■ Extracted records ■
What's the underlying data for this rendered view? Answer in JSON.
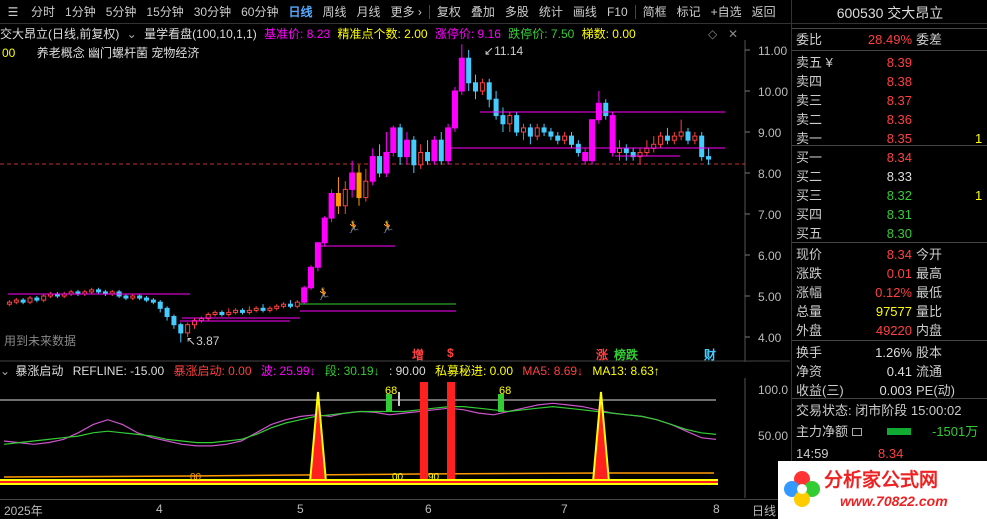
{
  "toolbar": {
    "items": [
      "分时",
      "1分钟",
      "5分钟",
      "15分钟",
      "30分钟",
      "60分钟",
      "日线",
      "周线",
      "月线",
      "更多 ›",
      "复权",
      "叠加",
      "多股",
      "统计",
      "画线",
      "F10",
      "简框",
      "标记",
      "+自选",
      "返回"
    ],
    "active": "日线"
  },
  "chart_head": {
    "name": "交大昂立(日线,前复权)",
    "indicator": "量学看盘(100,10,1,1)",
    "base_price": "基准价: 8.23",
    "precise_count": "精准点个数: 2.00",
    "limit_up": "涨停价: 9.16",
    "limit_down": "跌停价: 7.50",
    "ladder": "梯数: 0.00"
  },
  "concepts": {
    "prefix": "00",
    "text": "养老概念 幽门螺杆菌 宠物经济"
  },
  "price_axis": [
    "11.00",
    "10.00",
    "9.00",
    "8.00",
    "7.00",
    "6.00",
    "5.00",
    "4.00"
  ],
  "annotations": {
    "high": "11.14",
    "low": "3.87",
    "future": "用到未来数据"
  },
  "event_markers": [
    {
      "text": "增",
      "color": "#ff4040"
    },
    {
      "text": "$",
      "color": "#ff4040"
    },
    {
      "text": "涨",
      "color": "#ff4040"
    },
    {
      "text": "榜跌",
      "color": "#3c3"
    },
    {
      "text": "财",
      "color": "#4cf"
    }
  ],
  "ind_head": {
    "name": "暴涨启动",
    "refline": "REFLINE: -15.00",
    "boom": "暴涨启动: 0.00",
    "wave": "波: 25.99↓",
    "seg": "段: 30.19↓",
    "blank": ": 90.00",
    "private": "私募秘进: 0.00",
    "ma5": "MA5: 8.69↓",
    "ma13": "MA13: 8.63↑"
  },
  "ind_axis": [
    "100.0",
    "50.00"
  ],
  "ind_labels": [
    "68",
    "68",
    "00",
    "00",
    "90"
  ],
  "date_axis": [
    "2025年",
    "4",
    "5",
    "6",
    "7",
    "8"
  ],
  "date_mode": "日线",
  "quote": {
    "code": "600530",
    "name": "交大昂立",
    "webi_label": "委比",
    "webi_value": "28.49%",
    "weicha_label": "委差",
    "sells": [
      {
        "label": "卖五 ¥",
        "price": "8.39"
      },
      {
        "label": "卖四",
        "price": "8.38"
      },
      {
        "label": "卖三",
        "price": "8.37"
      },
      {
        "label": "卖二",
        "price": "8.36"
      },
      {
        "label": "卖一",
        "price": "8.35",
        "extra": "1"
      }
    ],
    "buys": [
      {
        "label": "买一",
        "price": "8.34"
      },
      {
        "label": "买二",
        "price": "8.33"
      },
      {
        "label": "买三",
        "price": "8.32",
        "extra": "1"
      },
      {
        "label": "买四",
        "price": "8.31"
      },
      {
        "label": "买五",
        "price": "8.30"
      }
    ],
    "stats": [
      {
        "l": "现价",
        "v": "8.34",
        "c": "red",
        "l2": "今开"
      },
      {
        "l": "涨跌",
        "v": "0.01",
        "c": "red",
        "l2": "最高"
      },
      {
        "l": "涨幅",
        "v": "0.12%",
        "c": "red",
        "l2": "最低"
      },
      {
        "l": "总量",
        "v": "97577",
        "c": "yel",
        "l2": "量比"
      },
      {
        "l": "外盘",
        "v": "49220",
        "c": "red",
        "l2": "内盘"
      }
    ],
    "stats2": [
      {
        "l": "换手",
        "v": "1.26%",
        "l2": "股本"
      },
      {
        "l": "净资",
        "v": "0.41",
        "l2": "流通"
      },
      {
        "l": "收益(三)",
        "v": "0.003",
        "l2": "PE(动)"
      }
    ],
    "trade_status": "交易状态: 闭市阶段 15:00:02",
    "main_flow_label": "主力净额",
    "main_flow_value": "-1501万",
    "tick_time": "14:59",
    "tick_price": "8.34"
  },
  "watermark": {
    "title": "分析家公式网",
    "url": "www.70822.com"
  },
  "colors": {
    "up": "#ff4040",
    "down": "#3cf",
    "magenta": "#ff00ff",
    "orange": "#ff9900"
  }
}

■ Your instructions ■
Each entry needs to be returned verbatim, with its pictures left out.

■ Result of this exercise ■
What's the underlying data for this rendered view? Answer in JSON.
{
  "toolbar": {
    "items": [
      "分时",
      "1分钟",
      "5分钟",
      "15分钟",
      "30分钟",
      "60分钟",
      "日线",
      "周线",
      "月线",
      "更多 ›",
      "复权",
      "叠加",
      "多股",
      "统计",
      "画线",
      "F10",
      "简框",
      "标记",
      "+自选",
      "返回"
    ],
    "active": "日线"
  },
  "chart_head": {
    "name": "交大昂立(日线,前复权)",
    "indicator": "量学看盘(100,10,1,1)",
    "base_price": "基准价: 8.23",
    "precise_count": "精准点个数: 2.00",
    "limit_up": "涨停价: 9.16",
    "limit_down": "跌停价: 7.50",
    "ladder": "梯数: 0.00"
  },
  "concepts": {
    "prefix": "00",
    "text": "养老概念 幽门螺杆菌 宠物经济"
  },
  "price_axis": [
    "11.00",
    "10.00",
    "9.00",
    "8.00",
    "7.00",
    "6.00",
    "5.00",
    "4.00"
  ],
  "annotations": {
    "high": "11.14",
    "low": "3.87",
    "future": "用到未来数据"
  },
  "event_markers": [
    {
      "text": "增",
      "color": "#ff4040"
    },
    {
      "text": "$",
      "color": "#ff4040"
    },
    {
      "text": "涨",
      "color": "#ff4040"
    },
    {
      "text": "榜跌",
      "color": "#3c3"
    },
    {
      "text": "财",
      "color": "#4cf"
    }
  ],
  "ind_head": {
    "name": "暴涨启动",
    "refline": "REFLINE: -15.00",
    "boom": "暴涨启动: 0.00",
    "wave": "波: 25.99↓",
    "seg": "段: 30.19↓",
    "blank": ": 90.00",
    "private": "私募秘进: 0.00",
    "ma5": "MA5: 8.69↓",
    "ma13": "MA13: 8.63↑"
  },
  "ind_axis": [
    "100.0",
    "50.00"
  ],
  "ind_labels": [
    "68",
    "68",
    "00",
    "00",
    "90"
  ],
  "date_axis": [
    "2025年",
    "4",
    "5",
    "6",
    "7",
    "8"
  ],
  "date_mode": "日线",
  "quote": {
    "code": "600530",
    "name": "交大昂立",
    "webi_label": "委比",
    "webi_value": "28.49%",
    "weicha_label": "委差",
    "sells": [
      {
        "label": "卖五 ¥",
        "price": "8.39"
      },
      {
        "label": "卖四",
        "price": "8.38"
      },
      {
        "label": "卖三",
        "price": "8.37"
      },
      {
        "label": "卖二",
        "price": "8.36"
      },
      {
        "label": "卖一",
        "price": "8.35",
        "extra": "1"
      }
    ],
    "buys": [
      {
        "label": "买一",
        "price": "8.34"
      },
      {
        "label": "买二",
        "price": "8.33"
      },
      {
        "label": "买三",
        "price": "8.32",
        "extra": "1"
      },
      {
        "label": "买四",
        "price": "8.31"
      },
      {
        "label": "买五",
        "price": "8.30"
      }
    ],
    "stats": [
      {
        "l": "现价",
        "v": "8.34",
        "c": "red",
        "l2": "今开"
      },
      {
        "l": "涨跌",
        "v": "0.01",
        "c": "red",
        "l2": "最高"
      },
      {
        "l": "涨幅",
        "v": "0.12%",
        "c": "red",
        "l2": "最低"
      },
      {
        "l": "总量",
        "v": "97577",
        "c": "yel",
        "l2": "量比"
      },
      {
        "l": "外盘",
        "v": "49220",
        "c": "red",
        "l2": "内盘"
      }
    ],
    "stats2": [
      {
        "l": "换手",
        "v": "1.26%",
        "l2": "股本"
      },
      {
        "l": "净资",
        "v": "0.41",
        "l2": "流通"
      },
      {
        "l": "收益(三)",
        "v": "0.003",
        "l2": "PE(动)"
      }
    ],
    "trade_status": "交易状态: 闭市阶段 15:00:02",
    "main_flow_label": "主力净额",
    "main_flow_value": "-1501万",
    "tick_time": "14:59",
    "tick_price": "8.34"
  },
  "watermark": {
    "title": "分析家公式网",
    "url": "www.70822.com"
  },
  "colors": {
    "up": "#ff4040",
    "down": "#3cf",
    "magenta": "#ff00ff",
    "orange": "#ff9900"
  }
}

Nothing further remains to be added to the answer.